The wallpaper, which covers the historic building’s exterior, consists of poster-style printouts of the video’s texts, both the voiceover and the printed language. In pushing the exhibition to the street level, Holmqvist confounds the relationships between spoken and written word, and the boundaries separating public and private language. The gesture, while visually assertive and formally provocative, is familial and tender: Holmqvist performs intimacy on a grand scale.

Finally, the neon, Untitled (CARELESS WHISPER), quotes the eponymous 1984 mega-hit that launched George Michael’s solo career, reading “GUILTY FEET HAVE GOT NO RHYTHM.” The entendre of this famous song lyric is manifest in the song’s original music video, in which the late gay pop star is “guilty” of performing a heterosexual public persona. In huge, glowing letters and installed at the former church’s altarpiece, the word “guilty” carries a particularly potent resonance– although Holmqvist’s guilt is a far cry from the traditional Catholic variety.

Karl Holmqvist (b. 1964, Västerås, Sweden) lives and works in Berlin. He studied Literature and Linguistics at Stockholm University, Stockholm. Recent exhibitions include: #FLU$$CH, Stockholm Konst, Stockholm (2017); LAVORO (with Klara Liden), Indipendenza, Rome (2017); From Concrete to Liquid to Spoken Worlds to the Word, Centre d’Art Contemporain, Geneva (2017); TUFF LOVE, The Power Station, Dallas (2016); READ DEAR, Camden Arts Centre, London (2016); HURRY UP, CHASE IT DOWN, Sismografo, Porto (2015); Give Posters A Try, Charlottenburg, Copenhagen (2013); Give Poetry A Try, Moderna Museet, Stockholm (2013). Holmqvist participated in the 2003 and 2011 Venice Biennial. His work has been shown at the Museum of Modern Art in New York (Ecstatic Alphabets/Heaps of Language, 2012), the Performa Performance Art Biennial, New York (2005, 2007 and 2013) and at The Serpentine Gallery, London (2008, 2009 and 2016).

Karl Holmqvist, KHAPALBHATI - Installation view - Courtesy of the artist and Gavin Brown's enterprise New York - Rome. Photo Roberto Apa (esterno)

Karl Holmqvist, KHAPALBHATI – Installation view – Courtesy of the artist and Gavin Brown’s enterprise New York – Rome. Photo Roberto Apa (esterno)

Karl Holmqvist, KHAPALBHATI - Installation view - Courtesy of the artist and Gavin Brown's enterprise New York - Rome. Photo Roberto Apa (esterno)

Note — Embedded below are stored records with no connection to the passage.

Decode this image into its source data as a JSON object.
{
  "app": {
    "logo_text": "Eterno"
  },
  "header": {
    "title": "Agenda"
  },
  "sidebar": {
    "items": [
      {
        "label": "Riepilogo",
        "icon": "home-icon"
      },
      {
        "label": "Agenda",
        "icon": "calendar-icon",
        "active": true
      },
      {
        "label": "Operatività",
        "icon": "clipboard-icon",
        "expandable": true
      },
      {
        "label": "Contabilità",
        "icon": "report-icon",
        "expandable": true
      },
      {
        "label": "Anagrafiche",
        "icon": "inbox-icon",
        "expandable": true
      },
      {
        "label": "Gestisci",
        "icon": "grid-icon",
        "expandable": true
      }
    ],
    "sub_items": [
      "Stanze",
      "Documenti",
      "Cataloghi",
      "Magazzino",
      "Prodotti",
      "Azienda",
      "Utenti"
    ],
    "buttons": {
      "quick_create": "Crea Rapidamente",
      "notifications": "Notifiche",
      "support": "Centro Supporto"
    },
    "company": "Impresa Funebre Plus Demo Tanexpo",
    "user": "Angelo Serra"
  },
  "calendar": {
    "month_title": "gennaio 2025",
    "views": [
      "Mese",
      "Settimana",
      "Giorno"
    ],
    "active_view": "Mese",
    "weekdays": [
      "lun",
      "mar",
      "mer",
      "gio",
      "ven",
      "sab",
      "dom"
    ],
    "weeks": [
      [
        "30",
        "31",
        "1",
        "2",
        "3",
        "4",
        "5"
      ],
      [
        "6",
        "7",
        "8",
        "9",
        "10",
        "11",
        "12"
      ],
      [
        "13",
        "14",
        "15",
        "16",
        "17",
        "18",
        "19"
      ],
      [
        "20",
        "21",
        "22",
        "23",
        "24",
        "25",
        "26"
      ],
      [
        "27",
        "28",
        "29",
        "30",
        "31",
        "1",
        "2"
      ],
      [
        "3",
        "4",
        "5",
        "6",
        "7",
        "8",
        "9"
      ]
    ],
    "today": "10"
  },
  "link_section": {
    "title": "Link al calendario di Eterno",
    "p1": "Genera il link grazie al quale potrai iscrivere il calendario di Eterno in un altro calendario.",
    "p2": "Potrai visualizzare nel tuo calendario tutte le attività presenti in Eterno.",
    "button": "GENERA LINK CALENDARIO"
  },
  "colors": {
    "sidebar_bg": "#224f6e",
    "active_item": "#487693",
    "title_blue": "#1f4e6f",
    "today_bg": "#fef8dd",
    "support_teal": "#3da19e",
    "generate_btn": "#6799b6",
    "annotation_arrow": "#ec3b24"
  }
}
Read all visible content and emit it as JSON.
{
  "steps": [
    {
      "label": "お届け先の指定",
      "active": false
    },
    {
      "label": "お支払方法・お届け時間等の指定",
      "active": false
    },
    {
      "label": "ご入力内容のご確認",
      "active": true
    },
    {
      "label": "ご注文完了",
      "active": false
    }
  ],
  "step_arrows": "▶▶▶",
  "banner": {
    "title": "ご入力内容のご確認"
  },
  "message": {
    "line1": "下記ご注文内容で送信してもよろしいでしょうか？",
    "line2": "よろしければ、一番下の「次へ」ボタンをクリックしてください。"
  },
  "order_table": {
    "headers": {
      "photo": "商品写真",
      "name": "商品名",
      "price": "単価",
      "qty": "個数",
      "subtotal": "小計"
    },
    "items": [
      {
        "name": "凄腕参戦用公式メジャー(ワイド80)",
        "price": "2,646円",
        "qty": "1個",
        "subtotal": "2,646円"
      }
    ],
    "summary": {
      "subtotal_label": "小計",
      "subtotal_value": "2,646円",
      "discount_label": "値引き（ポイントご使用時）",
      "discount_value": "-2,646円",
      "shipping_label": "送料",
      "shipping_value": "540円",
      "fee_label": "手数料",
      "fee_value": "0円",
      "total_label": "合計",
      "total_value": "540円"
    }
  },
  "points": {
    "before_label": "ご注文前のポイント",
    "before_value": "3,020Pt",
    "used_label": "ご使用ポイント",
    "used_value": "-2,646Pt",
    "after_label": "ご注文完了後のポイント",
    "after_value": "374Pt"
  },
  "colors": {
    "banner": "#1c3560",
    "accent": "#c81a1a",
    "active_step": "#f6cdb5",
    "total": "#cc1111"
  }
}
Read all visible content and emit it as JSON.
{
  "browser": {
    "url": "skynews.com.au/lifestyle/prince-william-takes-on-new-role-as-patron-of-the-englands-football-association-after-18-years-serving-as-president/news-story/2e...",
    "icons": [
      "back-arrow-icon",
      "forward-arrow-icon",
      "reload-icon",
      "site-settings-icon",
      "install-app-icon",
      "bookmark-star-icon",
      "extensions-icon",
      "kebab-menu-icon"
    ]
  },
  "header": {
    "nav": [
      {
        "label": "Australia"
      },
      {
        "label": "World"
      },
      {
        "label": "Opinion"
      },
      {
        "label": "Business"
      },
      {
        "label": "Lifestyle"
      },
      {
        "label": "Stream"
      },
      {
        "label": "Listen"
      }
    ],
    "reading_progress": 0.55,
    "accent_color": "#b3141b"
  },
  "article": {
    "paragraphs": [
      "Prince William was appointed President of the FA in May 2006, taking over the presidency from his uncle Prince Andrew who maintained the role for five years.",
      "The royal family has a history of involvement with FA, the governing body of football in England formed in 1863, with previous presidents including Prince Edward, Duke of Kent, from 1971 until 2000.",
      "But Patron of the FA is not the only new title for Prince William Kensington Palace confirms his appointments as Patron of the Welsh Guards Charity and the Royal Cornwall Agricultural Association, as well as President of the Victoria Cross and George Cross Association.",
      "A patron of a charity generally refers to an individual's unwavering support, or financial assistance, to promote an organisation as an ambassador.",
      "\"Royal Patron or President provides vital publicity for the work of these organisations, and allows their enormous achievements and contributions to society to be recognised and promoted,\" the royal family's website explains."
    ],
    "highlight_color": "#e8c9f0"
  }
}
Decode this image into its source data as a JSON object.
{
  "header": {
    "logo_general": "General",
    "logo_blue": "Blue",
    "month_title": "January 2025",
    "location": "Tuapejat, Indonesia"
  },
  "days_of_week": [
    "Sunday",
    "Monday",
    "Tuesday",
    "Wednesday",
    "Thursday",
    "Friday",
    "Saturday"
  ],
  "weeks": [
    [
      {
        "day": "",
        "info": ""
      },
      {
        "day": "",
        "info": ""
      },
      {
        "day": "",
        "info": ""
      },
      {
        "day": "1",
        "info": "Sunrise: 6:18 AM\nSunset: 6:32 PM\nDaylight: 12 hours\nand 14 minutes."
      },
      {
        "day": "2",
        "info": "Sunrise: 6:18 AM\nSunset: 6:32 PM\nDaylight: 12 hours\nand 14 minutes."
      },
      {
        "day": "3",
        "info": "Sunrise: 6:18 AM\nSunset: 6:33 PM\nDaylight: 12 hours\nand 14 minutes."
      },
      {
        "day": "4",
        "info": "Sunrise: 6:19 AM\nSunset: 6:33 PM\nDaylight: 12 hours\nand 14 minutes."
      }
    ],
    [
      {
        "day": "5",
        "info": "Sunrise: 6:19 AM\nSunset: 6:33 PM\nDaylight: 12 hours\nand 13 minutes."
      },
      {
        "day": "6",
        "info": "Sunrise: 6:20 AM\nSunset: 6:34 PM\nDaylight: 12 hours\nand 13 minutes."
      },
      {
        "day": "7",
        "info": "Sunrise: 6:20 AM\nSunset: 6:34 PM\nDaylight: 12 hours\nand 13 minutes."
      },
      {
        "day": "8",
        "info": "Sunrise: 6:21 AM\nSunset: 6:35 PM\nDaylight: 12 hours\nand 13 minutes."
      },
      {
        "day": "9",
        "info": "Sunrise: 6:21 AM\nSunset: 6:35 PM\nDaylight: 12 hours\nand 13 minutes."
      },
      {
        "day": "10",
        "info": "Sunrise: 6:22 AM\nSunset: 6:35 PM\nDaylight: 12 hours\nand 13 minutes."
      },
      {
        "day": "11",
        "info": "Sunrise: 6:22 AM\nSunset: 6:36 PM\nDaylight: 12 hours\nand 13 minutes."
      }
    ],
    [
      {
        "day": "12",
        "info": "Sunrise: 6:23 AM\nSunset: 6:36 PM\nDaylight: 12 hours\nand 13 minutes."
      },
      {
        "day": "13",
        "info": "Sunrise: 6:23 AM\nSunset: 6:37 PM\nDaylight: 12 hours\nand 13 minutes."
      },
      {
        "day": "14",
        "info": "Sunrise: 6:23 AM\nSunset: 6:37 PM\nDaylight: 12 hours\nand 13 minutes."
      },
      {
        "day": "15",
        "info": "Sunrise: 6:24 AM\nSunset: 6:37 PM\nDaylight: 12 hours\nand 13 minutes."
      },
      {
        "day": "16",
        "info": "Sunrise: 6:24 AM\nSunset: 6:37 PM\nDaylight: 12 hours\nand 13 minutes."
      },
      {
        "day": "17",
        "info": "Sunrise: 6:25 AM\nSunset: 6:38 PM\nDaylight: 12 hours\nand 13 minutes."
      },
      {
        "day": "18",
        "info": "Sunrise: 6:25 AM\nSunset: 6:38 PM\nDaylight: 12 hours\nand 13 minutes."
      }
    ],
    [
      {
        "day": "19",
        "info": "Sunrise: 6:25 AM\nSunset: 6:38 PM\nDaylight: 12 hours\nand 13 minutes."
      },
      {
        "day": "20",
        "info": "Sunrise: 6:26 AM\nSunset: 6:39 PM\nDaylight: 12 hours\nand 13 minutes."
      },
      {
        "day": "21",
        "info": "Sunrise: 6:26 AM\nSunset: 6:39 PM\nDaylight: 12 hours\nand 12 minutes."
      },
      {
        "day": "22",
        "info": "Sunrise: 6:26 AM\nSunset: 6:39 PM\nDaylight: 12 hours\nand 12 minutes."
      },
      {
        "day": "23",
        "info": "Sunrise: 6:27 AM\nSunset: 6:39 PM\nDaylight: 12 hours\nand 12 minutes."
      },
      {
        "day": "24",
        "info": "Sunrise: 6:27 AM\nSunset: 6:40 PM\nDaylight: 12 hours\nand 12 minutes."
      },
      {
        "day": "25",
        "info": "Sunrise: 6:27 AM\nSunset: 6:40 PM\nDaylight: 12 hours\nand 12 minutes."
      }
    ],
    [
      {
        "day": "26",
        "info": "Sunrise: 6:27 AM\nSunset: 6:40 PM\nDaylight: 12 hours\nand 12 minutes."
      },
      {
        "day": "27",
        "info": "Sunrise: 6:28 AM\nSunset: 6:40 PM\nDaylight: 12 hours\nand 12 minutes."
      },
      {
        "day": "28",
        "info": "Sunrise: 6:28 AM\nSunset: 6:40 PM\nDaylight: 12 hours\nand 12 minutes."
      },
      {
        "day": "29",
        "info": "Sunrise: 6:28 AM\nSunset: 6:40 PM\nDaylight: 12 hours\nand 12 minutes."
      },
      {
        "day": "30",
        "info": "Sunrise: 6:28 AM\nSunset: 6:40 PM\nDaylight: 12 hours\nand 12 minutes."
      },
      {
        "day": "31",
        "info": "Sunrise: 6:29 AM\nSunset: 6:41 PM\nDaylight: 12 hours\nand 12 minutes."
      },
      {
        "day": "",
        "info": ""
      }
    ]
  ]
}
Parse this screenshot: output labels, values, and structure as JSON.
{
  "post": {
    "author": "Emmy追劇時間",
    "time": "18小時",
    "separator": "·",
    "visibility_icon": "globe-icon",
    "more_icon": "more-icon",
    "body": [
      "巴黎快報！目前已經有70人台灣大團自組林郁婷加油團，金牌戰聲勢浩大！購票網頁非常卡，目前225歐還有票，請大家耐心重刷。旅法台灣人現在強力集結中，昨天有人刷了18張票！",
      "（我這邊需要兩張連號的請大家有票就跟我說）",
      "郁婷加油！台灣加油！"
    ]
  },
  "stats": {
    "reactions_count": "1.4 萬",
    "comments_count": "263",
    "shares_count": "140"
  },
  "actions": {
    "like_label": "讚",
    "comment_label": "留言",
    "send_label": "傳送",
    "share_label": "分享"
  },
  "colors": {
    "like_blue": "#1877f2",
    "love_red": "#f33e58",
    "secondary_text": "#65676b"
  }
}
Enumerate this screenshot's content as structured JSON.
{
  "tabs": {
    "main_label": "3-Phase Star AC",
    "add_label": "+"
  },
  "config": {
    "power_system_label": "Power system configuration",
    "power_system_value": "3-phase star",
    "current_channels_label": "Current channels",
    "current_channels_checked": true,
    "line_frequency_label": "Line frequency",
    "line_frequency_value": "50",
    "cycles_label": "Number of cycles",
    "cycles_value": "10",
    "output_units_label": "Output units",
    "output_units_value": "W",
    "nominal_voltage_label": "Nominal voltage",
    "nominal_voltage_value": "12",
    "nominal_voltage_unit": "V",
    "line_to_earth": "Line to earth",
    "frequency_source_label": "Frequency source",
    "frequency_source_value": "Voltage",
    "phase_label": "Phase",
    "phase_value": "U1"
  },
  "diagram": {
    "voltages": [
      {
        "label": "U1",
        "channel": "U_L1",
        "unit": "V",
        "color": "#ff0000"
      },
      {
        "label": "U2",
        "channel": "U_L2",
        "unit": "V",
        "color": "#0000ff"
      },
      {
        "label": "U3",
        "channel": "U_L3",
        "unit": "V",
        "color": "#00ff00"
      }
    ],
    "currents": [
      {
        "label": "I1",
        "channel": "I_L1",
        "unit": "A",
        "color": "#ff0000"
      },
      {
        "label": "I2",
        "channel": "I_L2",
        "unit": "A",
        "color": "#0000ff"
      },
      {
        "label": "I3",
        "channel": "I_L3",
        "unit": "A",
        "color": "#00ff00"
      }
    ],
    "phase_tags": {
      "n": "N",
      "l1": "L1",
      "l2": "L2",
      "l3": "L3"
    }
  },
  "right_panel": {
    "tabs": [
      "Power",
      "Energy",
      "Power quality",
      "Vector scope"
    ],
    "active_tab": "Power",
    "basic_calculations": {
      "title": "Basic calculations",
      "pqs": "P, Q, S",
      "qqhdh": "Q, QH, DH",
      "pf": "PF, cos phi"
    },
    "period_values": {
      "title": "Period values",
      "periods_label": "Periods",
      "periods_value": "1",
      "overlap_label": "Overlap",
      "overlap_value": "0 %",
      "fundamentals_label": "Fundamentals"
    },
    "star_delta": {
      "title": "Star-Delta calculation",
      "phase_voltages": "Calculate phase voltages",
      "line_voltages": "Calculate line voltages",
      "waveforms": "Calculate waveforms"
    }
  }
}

Karl Holmqvist, KHAPALBHATI – Installation view – Courtesy of the artist and Gavin Brown’s enterprise New York – Rome. Photo Roberto Apa (esterno)